Time Management: Part 1 of 2
Time Management for Small Business: 5 Ways to Get More Done
By Rieva Lesonsky, award-winning journalist on small business
Effective time management is especially important for small business owners, who generally feel they don’t have enough hours in the day to get everything done. To help, we’ve culled through a lot of advice, tips, and ideas to find the most practical, accessible, and easiest ways for you to manage your day and get more done in less time.
Time Management Tips
1—Find your rhythm. The problem with many time-management tips is that they’re one-size-fits-all, and that’s not how we’re built.
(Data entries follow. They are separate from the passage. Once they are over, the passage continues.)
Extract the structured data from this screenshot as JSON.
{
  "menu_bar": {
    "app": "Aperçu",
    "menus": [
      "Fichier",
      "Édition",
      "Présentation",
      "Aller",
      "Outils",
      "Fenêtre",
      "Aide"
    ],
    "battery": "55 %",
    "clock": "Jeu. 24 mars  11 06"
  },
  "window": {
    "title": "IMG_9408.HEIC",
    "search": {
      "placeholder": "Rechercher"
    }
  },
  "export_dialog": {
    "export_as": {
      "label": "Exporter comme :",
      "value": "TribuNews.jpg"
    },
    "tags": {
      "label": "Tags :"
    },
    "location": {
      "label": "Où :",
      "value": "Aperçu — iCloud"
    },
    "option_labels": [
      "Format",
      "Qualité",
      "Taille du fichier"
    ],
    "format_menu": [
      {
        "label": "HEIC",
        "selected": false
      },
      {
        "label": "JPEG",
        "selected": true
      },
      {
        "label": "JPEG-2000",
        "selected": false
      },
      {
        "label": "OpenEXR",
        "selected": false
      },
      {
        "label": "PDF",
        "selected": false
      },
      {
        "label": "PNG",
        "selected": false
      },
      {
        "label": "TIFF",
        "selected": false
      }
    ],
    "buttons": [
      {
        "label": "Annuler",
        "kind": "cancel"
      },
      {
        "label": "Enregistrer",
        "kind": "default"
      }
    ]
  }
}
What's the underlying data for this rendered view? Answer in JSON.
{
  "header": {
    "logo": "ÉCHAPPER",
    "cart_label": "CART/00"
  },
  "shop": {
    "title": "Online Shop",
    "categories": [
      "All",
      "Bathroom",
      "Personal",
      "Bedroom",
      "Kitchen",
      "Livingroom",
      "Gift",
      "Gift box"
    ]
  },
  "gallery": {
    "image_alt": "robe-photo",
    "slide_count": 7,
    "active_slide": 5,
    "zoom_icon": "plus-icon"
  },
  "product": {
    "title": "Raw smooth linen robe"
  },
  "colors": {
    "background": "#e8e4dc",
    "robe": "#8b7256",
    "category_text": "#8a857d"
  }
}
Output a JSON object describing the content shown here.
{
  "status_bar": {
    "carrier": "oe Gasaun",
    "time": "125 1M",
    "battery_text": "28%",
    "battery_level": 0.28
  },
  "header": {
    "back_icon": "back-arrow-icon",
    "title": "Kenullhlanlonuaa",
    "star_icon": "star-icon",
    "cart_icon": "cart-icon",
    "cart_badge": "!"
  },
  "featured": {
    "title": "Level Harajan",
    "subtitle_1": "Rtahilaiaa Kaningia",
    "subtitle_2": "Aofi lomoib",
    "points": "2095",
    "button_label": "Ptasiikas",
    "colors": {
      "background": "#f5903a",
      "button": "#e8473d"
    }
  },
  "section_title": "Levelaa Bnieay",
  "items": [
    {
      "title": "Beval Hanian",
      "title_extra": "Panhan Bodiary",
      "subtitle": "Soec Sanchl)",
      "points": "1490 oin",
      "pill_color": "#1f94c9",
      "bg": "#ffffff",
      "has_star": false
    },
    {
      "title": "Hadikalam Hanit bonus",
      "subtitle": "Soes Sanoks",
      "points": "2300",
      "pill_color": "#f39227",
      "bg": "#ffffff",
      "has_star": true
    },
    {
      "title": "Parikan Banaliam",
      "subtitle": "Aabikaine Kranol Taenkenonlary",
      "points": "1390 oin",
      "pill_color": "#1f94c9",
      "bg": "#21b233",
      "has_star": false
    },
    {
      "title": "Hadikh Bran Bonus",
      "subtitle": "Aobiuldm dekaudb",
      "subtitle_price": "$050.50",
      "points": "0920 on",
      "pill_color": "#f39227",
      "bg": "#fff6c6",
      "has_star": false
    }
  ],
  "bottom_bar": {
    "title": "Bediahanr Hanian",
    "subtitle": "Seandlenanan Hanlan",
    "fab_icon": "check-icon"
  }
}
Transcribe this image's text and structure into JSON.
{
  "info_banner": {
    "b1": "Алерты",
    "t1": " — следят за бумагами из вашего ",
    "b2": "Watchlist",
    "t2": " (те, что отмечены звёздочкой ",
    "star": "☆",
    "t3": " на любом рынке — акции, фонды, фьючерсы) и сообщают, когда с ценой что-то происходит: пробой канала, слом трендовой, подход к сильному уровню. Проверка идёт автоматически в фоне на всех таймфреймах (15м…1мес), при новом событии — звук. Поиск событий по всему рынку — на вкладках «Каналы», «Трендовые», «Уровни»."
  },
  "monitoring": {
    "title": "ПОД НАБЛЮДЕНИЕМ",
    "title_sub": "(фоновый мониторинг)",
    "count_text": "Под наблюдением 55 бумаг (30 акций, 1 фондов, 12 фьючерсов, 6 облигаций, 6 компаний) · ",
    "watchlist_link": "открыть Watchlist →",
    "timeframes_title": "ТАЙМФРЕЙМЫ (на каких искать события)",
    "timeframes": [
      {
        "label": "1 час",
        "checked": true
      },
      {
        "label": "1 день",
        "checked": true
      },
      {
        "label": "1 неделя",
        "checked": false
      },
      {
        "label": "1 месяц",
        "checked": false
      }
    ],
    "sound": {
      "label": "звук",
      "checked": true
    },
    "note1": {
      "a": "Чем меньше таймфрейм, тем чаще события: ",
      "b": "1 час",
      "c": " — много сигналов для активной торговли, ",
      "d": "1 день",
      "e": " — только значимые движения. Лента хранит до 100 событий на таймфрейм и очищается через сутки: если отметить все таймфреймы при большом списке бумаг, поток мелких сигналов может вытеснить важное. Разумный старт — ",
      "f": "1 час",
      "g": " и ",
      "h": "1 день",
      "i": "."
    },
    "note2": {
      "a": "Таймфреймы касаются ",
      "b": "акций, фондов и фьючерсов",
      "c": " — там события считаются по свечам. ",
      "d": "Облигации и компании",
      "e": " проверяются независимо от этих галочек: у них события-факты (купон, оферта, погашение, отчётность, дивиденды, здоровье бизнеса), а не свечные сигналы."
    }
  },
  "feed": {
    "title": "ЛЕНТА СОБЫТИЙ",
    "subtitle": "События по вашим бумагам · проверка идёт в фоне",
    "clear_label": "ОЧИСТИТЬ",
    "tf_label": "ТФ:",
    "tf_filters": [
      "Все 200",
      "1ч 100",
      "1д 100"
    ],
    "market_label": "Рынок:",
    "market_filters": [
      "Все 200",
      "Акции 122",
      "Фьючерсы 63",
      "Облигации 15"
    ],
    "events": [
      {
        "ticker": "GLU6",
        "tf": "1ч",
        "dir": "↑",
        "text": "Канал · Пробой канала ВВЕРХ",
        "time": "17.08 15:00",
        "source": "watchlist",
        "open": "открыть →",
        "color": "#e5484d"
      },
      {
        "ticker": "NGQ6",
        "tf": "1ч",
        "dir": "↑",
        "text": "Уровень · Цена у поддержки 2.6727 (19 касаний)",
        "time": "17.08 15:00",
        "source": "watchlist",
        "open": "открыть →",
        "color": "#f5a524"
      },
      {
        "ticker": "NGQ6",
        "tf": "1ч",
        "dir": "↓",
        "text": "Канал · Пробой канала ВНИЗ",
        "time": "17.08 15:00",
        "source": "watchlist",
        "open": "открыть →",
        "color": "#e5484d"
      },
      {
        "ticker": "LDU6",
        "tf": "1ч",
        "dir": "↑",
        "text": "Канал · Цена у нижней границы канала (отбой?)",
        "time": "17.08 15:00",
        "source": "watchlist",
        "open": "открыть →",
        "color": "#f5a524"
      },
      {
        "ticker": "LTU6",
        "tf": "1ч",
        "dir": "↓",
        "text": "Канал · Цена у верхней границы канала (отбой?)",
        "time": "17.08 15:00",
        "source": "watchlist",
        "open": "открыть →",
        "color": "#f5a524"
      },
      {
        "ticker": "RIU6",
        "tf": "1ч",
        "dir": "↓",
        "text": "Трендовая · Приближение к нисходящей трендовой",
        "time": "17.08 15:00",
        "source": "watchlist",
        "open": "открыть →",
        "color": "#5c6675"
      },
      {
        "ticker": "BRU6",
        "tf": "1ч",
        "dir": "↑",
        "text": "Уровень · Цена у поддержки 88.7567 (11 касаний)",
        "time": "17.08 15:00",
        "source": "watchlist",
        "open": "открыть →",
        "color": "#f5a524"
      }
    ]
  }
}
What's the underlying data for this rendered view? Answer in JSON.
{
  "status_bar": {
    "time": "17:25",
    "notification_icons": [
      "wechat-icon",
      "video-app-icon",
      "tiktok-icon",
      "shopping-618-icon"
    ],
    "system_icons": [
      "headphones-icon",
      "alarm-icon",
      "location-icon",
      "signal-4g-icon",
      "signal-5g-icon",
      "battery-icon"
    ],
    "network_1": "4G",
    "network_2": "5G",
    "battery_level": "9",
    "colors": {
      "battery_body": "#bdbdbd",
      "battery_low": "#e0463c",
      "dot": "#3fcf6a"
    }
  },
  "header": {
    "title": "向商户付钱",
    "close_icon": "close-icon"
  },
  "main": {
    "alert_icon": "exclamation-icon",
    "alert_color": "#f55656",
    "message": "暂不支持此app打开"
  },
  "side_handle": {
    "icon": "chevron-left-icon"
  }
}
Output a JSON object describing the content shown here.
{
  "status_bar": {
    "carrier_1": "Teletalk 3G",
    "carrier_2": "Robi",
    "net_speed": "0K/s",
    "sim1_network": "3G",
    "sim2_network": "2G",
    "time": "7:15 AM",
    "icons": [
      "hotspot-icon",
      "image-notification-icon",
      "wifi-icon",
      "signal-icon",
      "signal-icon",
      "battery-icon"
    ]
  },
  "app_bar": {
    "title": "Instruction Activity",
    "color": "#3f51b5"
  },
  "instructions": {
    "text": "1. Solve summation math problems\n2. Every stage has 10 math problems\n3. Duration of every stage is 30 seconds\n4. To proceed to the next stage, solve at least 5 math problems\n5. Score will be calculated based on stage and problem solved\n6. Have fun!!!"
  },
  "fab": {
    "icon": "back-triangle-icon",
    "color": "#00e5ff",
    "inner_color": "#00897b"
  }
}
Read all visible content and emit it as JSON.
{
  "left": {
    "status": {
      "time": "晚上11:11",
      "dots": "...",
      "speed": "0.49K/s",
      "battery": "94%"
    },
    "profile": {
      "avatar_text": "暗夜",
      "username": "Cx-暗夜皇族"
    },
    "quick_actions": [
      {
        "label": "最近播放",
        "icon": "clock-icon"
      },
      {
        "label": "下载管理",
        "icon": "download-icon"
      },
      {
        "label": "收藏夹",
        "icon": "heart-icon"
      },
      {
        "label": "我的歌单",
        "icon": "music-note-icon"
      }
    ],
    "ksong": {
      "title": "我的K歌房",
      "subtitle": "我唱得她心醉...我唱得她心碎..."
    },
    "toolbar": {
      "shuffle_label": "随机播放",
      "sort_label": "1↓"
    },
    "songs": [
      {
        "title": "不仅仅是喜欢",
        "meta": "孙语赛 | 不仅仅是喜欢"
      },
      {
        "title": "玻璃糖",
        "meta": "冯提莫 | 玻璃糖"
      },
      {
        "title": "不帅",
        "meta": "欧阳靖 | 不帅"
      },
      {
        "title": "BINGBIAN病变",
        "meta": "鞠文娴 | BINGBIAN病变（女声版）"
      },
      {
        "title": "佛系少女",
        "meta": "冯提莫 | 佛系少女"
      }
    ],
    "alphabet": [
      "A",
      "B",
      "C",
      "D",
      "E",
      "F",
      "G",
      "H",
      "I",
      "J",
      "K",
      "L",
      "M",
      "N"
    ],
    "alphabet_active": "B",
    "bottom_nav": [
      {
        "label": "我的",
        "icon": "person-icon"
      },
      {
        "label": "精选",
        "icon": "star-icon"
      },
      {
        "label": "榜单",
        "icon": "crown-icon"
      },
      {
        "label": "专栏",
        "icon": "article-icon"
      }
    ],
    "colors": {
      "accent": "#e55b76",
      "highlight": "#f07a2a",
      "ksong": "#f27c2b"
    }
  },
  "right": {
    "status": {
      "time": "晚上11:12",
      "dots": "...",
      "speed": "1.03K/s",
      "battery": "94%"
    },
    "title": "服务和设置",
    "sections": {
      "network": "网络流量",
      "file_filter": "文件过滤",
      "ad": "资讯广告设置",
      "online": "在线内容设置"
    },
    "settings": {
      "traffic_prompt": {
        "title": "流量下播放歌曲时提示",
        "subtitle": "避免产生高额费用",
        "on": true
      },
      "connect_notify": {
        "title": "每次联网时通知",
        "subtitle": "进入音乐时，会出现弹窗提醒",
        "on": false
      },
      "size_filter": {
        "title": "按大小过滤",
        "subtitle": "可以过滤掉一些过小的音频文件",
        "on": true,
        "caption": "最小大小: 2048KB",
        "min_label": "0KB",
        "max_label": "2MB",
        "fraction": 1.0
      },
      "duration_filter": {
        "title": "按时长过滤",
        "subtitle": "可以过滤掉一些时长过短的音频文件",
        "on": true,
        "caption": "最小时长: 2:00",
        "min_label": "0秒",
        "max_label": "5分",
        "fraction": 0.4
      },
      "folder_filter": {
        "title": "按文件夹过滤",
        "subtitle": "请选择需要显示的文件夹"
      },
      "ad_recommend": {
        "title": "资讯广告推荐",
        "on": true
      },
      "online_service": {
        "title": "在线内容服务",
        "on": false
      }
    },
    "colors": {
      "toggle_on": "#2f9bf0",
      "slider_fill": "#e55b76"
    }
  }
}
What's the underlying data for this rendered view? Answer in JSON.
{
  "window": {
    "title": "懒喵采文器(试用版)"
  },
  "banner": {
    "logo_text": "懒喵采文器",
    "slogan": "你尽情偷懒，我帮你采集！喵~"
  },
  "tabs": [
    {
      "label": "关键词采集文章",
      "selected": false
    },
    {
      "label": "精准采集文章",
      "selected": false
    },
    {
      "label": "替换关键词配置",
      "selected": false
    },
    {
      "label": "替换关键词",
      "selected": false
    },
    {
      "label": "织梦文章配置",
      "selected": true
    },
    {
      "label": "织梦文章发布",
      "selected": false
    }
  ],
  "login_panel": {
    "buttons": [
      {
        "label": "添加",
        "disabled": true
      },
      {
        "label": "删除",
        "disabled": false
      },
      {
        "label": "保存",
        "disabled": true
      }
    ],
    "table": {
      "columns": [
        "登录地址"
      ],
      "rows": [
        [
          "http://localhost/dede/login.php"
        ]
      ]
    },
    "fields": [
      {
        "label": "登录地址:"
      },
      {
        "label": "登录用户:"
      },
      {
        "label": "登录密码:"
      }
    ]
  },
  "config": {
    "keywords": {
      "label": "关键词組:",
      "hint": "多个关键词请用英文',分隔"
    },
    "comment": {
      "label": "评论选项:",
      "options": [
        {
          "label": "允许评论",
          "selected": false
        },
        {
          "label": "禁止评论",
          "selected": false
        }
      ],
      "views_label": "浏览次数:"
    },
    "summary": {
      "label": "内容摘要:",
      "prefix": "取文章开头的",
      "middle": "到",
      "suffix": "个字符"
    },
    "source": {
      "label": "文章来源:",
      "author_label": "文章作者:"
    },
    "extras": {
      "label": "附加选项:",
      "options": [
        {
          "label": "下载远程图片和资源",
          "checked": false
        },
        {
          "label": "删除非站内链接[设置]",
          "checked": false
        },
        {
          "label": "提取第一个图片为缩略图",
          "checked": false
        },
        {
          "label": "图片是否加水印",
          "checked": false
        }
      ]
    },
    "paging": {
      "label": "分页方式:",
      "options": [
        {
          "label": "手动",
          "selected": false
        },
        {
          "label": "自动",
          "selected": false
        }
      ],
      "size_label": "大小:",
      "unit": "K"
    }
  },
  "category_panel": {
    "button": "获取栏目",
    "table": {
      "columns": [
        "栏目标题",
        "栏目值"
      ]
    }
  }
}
We all have a natural rhythm—our “power hours” or peak performance times. Some of us are morning people rising at dawn, while others aren’t fully engaged until the afternoon or evening or feel the most creative after midnight.
So, embrace your natural rhythm or your “up” times for the most crucial tasks such as having important meetings, brainstorming ideas, and solving problems. Of course, you may need to fit some activities around other people’s schedules. You’re not going to have a meeting at 2 a.m. But you can do plenty of useful activities—such as business planning, writing proposals, or updating a skill—when other people aren’t available.
When your energy flags, do less brain-intensive work, such as organizing your files, updating your calendar, or creating to-do lists.
2—Know your style. Are you easily distracted, or can you ignore distractions? Do you prefer to work in silence or thrive on music or other background noise? Once you identify how you work, you can craft the best way to do the work.
If getting distracted is an issue, use technology to limit interruptions. Set deadlines to finish tasks. And build extra time into your schedule. For instance, checking email or catching up on industry news may take you a while since you’re more apt to check out an article, open a personal email, or call a friend. Add 15 to 30 minutes to the time you allot for those work tasks.
Time Management Tools:
- Consider getting a second line on your phone that you reserve for personal calls or your most important clients. The Index app from Pinger, for example, gives you the ability to auto-text a response to incoming calls.
- To avoid getting distracted by email, auto-sort messages into in-box folders or create different email addresses for categories such as business newsletters, personal contacts, and retail sites.
- Manage your reading material by using an app like Pocket or an extension like OneTab, which works on Chrome, Firefox, Edge and Safari.
3—Identify time-wasters. You may need to log your activities for a week or so to discover your habitual inefficiencies and determine workarounds. For instance, do you type the same response to similar emails or text messages? If so, create a template or shortcut.
4—Plan. There are two aspects to planning. First: the macro view. Look at the bigger picture and decide what goals you want to accomplish. You can set weekly goals or daily ones. (This is in addition to your yearly and other long-term goals.)
Then look at the micro view, which focuses on how you operate in the short term. For example, do you prefer grouping meetings at certain times of day (remembering your peak-performance hours)? If so, don’t schedule back-to-back meetings. Give yourself at least 15 minutes between meetings to take a break or grab a cup of coffee.
Also, build interruption time into your schedule. An employee may have an urgent question, or a client may call with an emergency. Being flexible is essential.
5—Delegate. Don’t try to do it all yourself, even if you’re the only employee in your business. Determine which tasks only you can perform, then outsource, train your employees, or hire freelancers to do less-important work such as running errands, or ordering office supplies. Consider delegating tasks like updating your website or engaging on social media. Such time-consuming projects take you away from vital revenue-generating activities. That doesn’t mean you shouldn’t engage on social platforms. You should. But streamline the process as much as possible through automated tools such as Zoho Social, Hootsuite, and Lately.
Want more time-saving ideas? Look for Part 2 of Small Business Time Management in January when we will distill five more tips from efficiency experts on how to get it all done.
Rieva Lesonsky is an award-winning business journalist who has covered small businesses and entrepreneurship for over 30 years. She was the long-time editorial director at Entrepreneur magazine. Get more insights about business trends through her free Currents newsletter.